INPUT RECORDS:
>>>>

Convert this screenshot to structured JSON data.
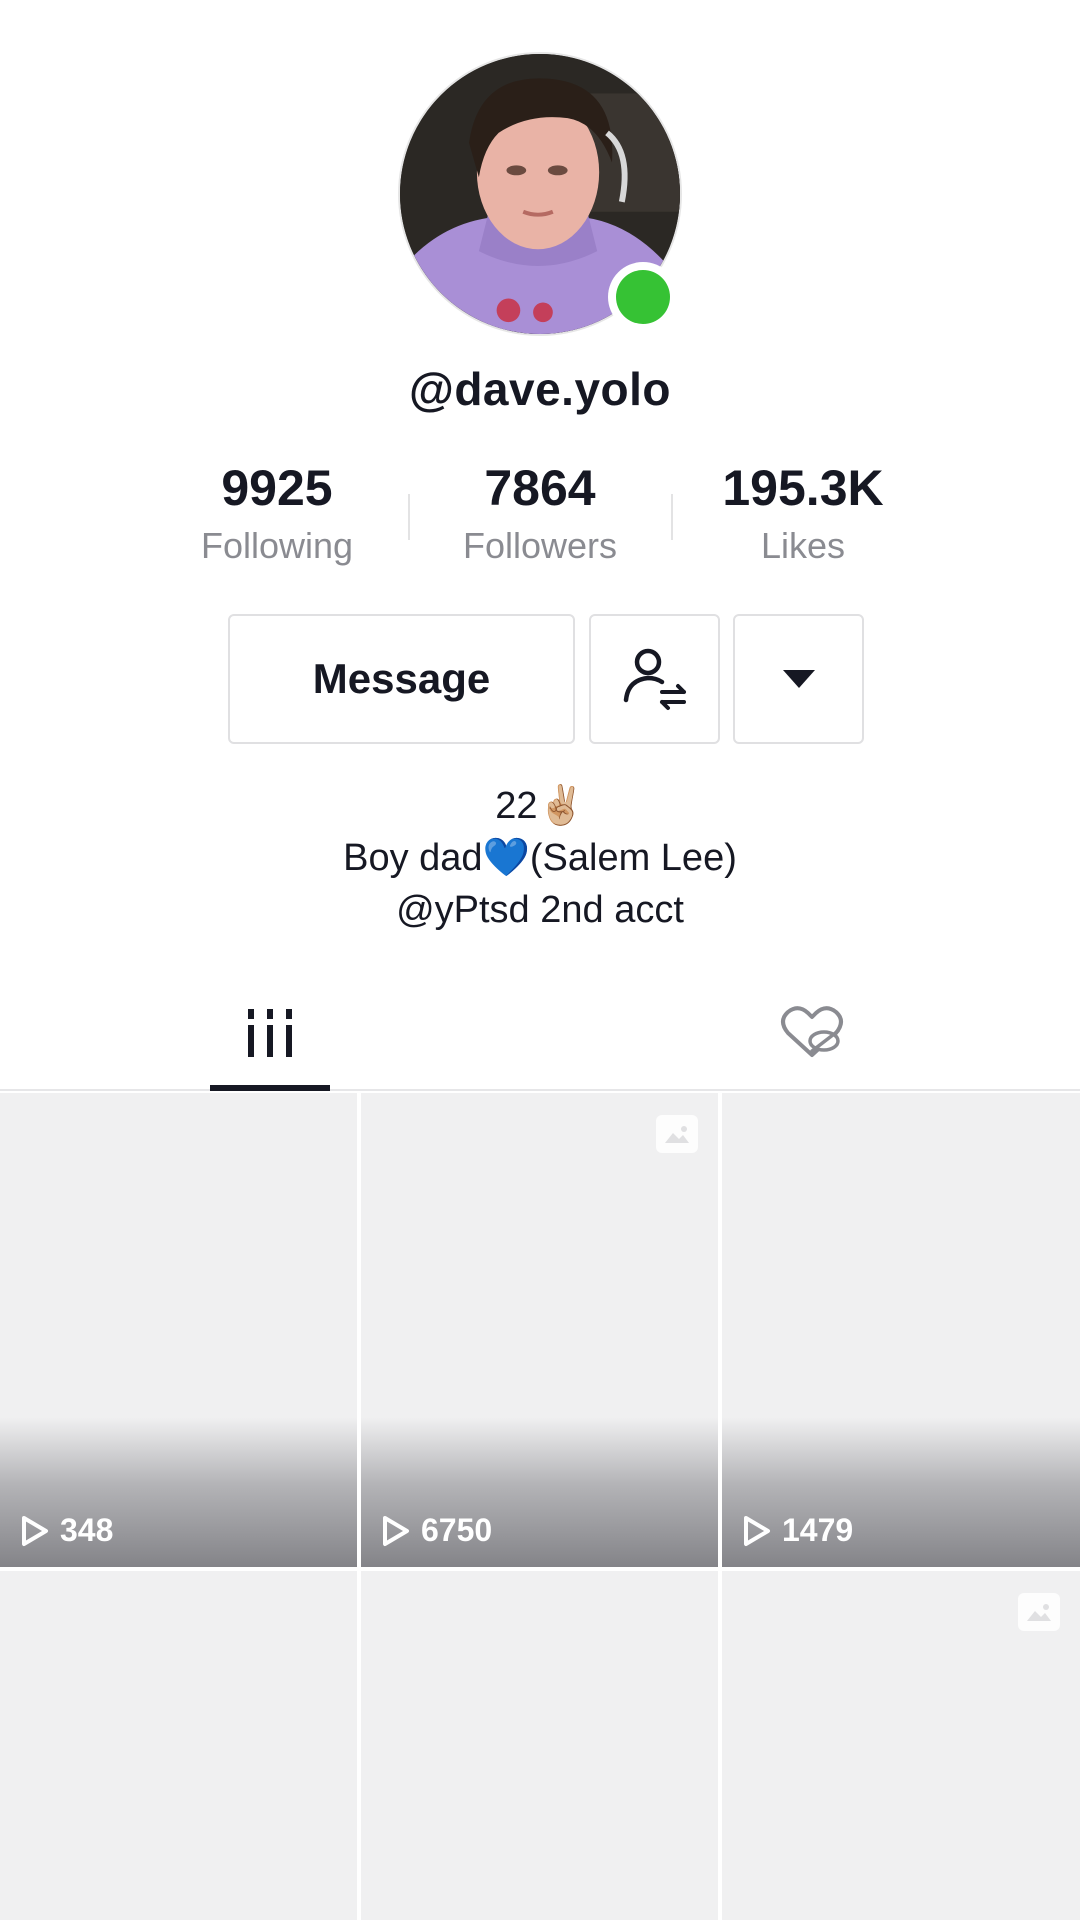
{
  "profile": {
    "username": "@dave.yolo",
    "online": true,
    "avatar_icon": "profile-photo"
  },
  "stats": {
    "following": {
      "value": "9925",
      "label": "Following"
    },
    "followers": {
      "value": "7864",
      "label": "Followers"
    },
    "likes": {
      "value": "195.3K",
      "label": "Likes"
    }
  },
  "actions": {
    "message_label": "Message",
    "follow_icon": "user-switch-icon",
    "more_icon": "caret-down-icon"
  },
  "bio": {
    "line1": "22✌🏼",
    "line2": "Boy dad💙(Salem Lee)",
    "line3": "@yPtsd 2nd acct"
  },
  "tabs": [
    {
      "name": "videos",
      "icon": "grid-bars-icon",
      "active": true
    },
    {
      "name": "liked",
      "icon": "hidden-heart-icon",
      "active": false
    }
  ],
  "videos": [
    {
      "views": "348",
      "photo": false
    },
    {
      "views": "6750",
      "photo": true
    },
    {
      "views": "1479",
      "photo": false
    },
    {
      "views": "",
      "photo": false
    },
    {
      "views": "",
      "photo": false
    },
    {
      "views": "",
      "photo": true
    }
  ],
  "colors": {
    "online": "#36c234",
    "text": "#161823",
    "muted": "#8a8b91",
    "tile": "#f0f0f1"
  }
}
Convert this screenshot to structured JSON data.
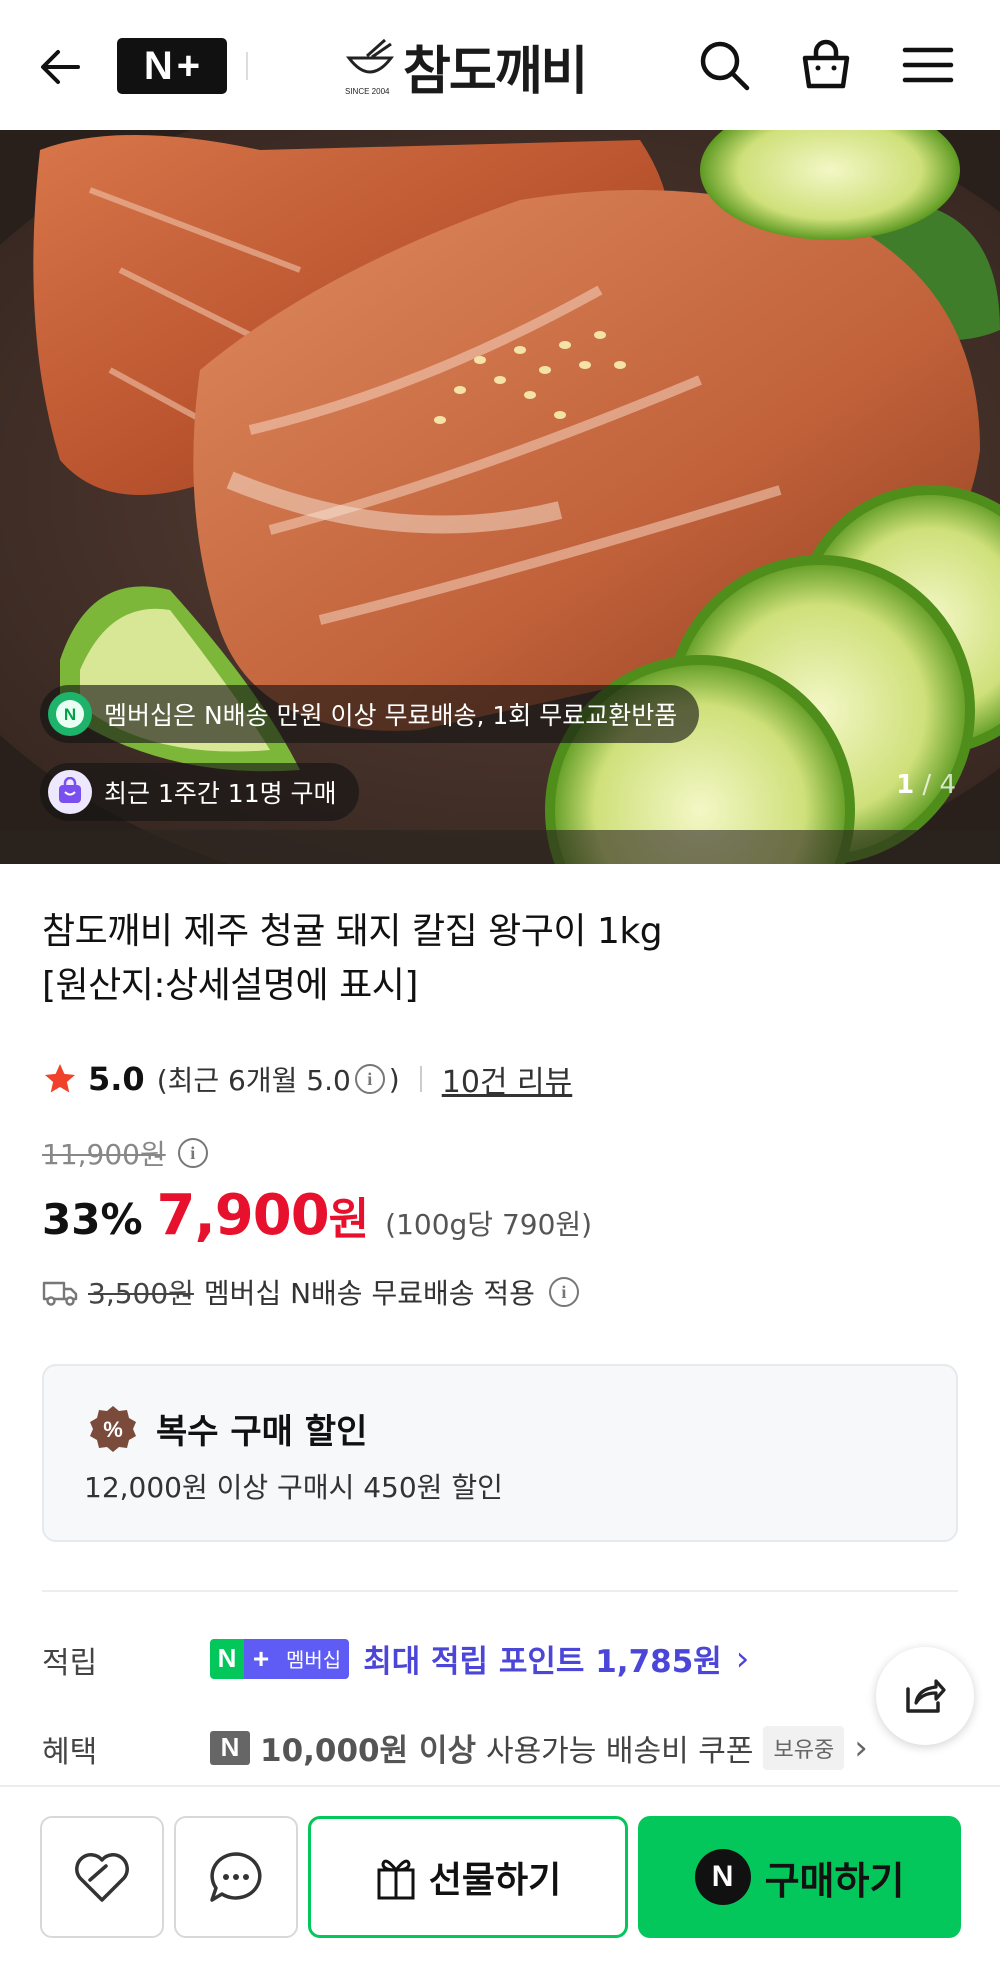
{
  "header": {
    "back_icon": "arrow-left-icon",
    "membership_logo_n": "N",
    "membership_logo_plus": "+",
    "store_name": "참도깨비",
    "store_since": "SINCE 2004",
    "icons": [
      "search-icon",
      "cart-icon",
      "menu-icon"
    ]
  },
  "hero": {
    "membership_pill": "멤버십은 N배송 만원 이상 무료배송, 1회 무료교환반품",
    "recent_buy_pill": "최근 1주간 11명 구매",
    "pager_current": "1",
    "pager_total": " / 4"
  },
  "product": {
    "title_line1": "참도깨비 제주 청귤 돼지 칼집 왕구이 1kg",
    "title_line2": "[원산지:상세설명에 표시]",
    "rating": "5.0",
    "recent_rating_label": "(최근 6개월 5.0",
    "recent_rating_close": ")",
    "review_count": "10건 리뷰",
    "original_price": "11,900원",
    "discount_pct": "33%",
    "sale_price": "7,900",
    "won": "원",
    "unit_price": "(100g당 790원)",
    "shipping_fee": "3,500원",
    "shipping_text": "멤버십 N배송 무료배송 적용"
  },
  "multi_discount": {
    "title": "복수 구매 할인",
    "desc": "12,000원 이상 구매시 450원 할인"
  },
  "points": {
    "label": "적립",
    "badge_text": "멤버십",
    "text": "최대 적립 포인트 1,785원"
  },
  "benefit": {
    "label": "혜택",
    "strong": "10,000원 이상",
    "text": "사용가능 배송비 쿠폰",
    "hold": "보유중"
  },
  "bottom_bar": {
    "gift_label": "선물하기",
    "buy_label": "구매하기",
    "buy_n": "N"
  },
  "colors": {
    "accent_green": "#03c75a",
    "price_red": "#e8112d",
    "point_purple": "#4c46d8"
  }
}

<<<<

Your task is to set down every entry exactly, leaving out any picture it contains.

WRITTEN RESPONSE:
Convert this screenshot to structured JSON data.
{
  "profile": {
    "username": "@dave.yolo",
    "online": true,
    "avatar_icon": "profile-photo"
  },
  "stats": {
    "following": {
      "value": "9925",
      "label": "Following"
    },
    "followers": {
      "value": "7864",
      "label": "Followers"
    },
    "likes": {
      "value": "195.3K",
      "label": "Likes"
    }
  },
  "actions": {
    "message_label": "Message",
    "follow_icon": "user-switch-icon",
    "more_icon": "caret-down-icon"
  },
  "bio": {
    "line1": "22✌🏼",
    "line2": "Boy dad💙(Salem Lee)",
    "line3": "@yPtsd 2nd acct"
  },
  "tabs": [
    {
      "name": "videos",
      "icon": "grid-bars-icon",
      "active": true
    },
    {
      "name": "liked",
      "icon": "hidden-heart-icon",
      "active": false
    }
  ],
  "videos": [
    {
      "views": "348",
      "photo": false
    },
    {
      "views": "6750",
      "photo": true
    },
    {
      "views": "1479",
      "photo": false
    },
    {
      "views": "",
      "photo": false
    },
    {
      "views": "",
      "photo": false
    },
    {
      "views": "",
      "photo": true
    }
  ],
  "colors": {
    "online": "#36c234",
    "text": "#161823",
    "muted": "#8a8b91",
    "tile": "#f0f0f1"
  }
}
Convert this screenshot to structured JSON data.
{
  "header": {
    "back_icon": "arrow-left-icon",
    "membership_logo_n": "N",
    "membership_logo_plus": "+",
    "store_name": "참도깨비",
    "store_since": "SINCE 2004",
    "icons": [
      "search-icon",
      "cart-icon",
      "menu-icon"
    ]
  },
  "hero": {
    "membership_pill": "멤버십은 N배송 만원 이상 무료배송, 1회 무료교환반품",
    "recent_buy_pill": "최근 1주간 11명 구매",
    "pager_current": "1",
    "pager_total": " / 4"
  },
  "product": {
    "title_line1": "참도깨비 제주 청귤 돼지 칼집 왕구이 1kg",
    "title_line2": "[원산지:상세설명에 표시]",
    "rating": "5.0",
    "recent_rating_label": "(최근 6개월 5.0",
    "recent_rating_close": ")",
    "review_count": "10건 리뷰",
    "original_price": "11,900원",
    "discount_pct": "33%",
    "sale_price": "7,900",
    "won": "원",
    "unit_price": "(100g당 790원)",
    "shipping_fee": "3,500원",
    "shipping_text": "멤버십 N배송 무료배송 적용"
  },
  "multi_discount": {
    "title": "복수 구매 할인",
    "desc": "12,000원 이상 구매시 450원 할인"
  },
  "points": {
    "label": "적립",
    "badge_text": "멤버십",
    "text": "최대 적립 포인트 1,785원"
  },
  "benefit": {
    "label": "혜택",
    "strong": "10,000원 이상",
    "text": "사용가능 배송비 쿠폰",
    "hold": "보유중"
  },
  "bottom_bar": {
    "gift_label": "선물하기",
    "buy_label": "구매하기",
    "buy_n": "N"
  },
  "colors": {
    "accent_green": "#03c75a",
    "price_red": "#e8112d",
    "point_purple": "#4c46d8"
  }
}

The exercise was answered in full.